◆ Activity
No pictures should be carried over. Output all other parts of the entries verbatim.

Dataset content: Begin

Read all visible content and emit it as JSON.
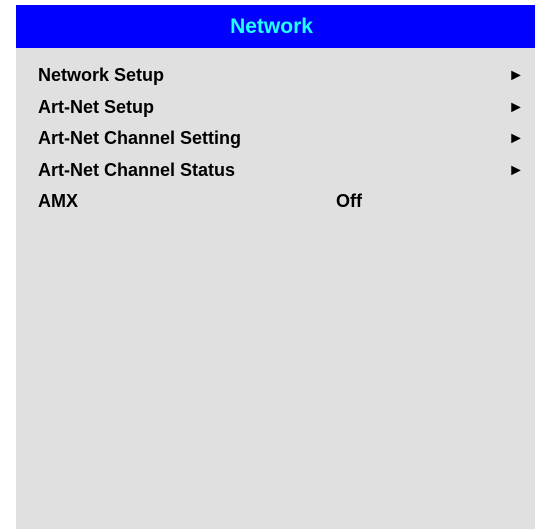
{
  "window": {
    "title": "Network"
  },
  "menu": {
    "items": [
      {
        "label": "Network Setup",
        "arrow": "►",
        "icon": "arrow-right-icon"
      },
      {
        "label": "Art-Net Setup",
        "arrow": "►",
        "icon": "arrow-right-icon"
      },
      {
        "label": "Art-Net Channel Setting",
        "arrow": "►",
        "icon": "arrow-right-icon"
      },
      {
        "label": "Art-Net Channel Status",
        "arrow": "►",
        "icon": "arrow-right-icon"
      },
      {
        "label": "AMX",
        "value": "Off"
      }
    ]
  },
  "colors": {
    "header_background": "#0000fe",
    "header_text": "#21ffff",
    "panel_background": "#e0e0e0",
    "item_text": "#000000"
  }
}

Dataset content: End

◆ Reply to the exercise
Read all visible content and emit it as JSON.
{
  "window": {
    "title": "Network"
  },
  "menu": {
    "items": [
      {
        "label": "Network Setup",
        "arrow": "►",
        "icon": "arrow-right-icon"
      },
      {
        "label": "Art-Net Setup",
        "arrow": "►",
        "icon": "arrow-right-icon"
      },
      {
        "label": "Art-Net Channel Setting",
        "arrow": "►",
        "icon": "arrow-right-icon"
      },
      {
        "label": "Art-Net Channel Status",
        "arrow": "►",
        "icon": "arrow-right-icon"
      },
      {
        "label": "AMX",
        "value": "Off"
      }
    ]
  },
  "colors": {
    "header_background": "#0000fe",
    "header_text": "#21ffff",
    "panel_background": "#e0e0e0",
    "item_text": "#000000"
  }
}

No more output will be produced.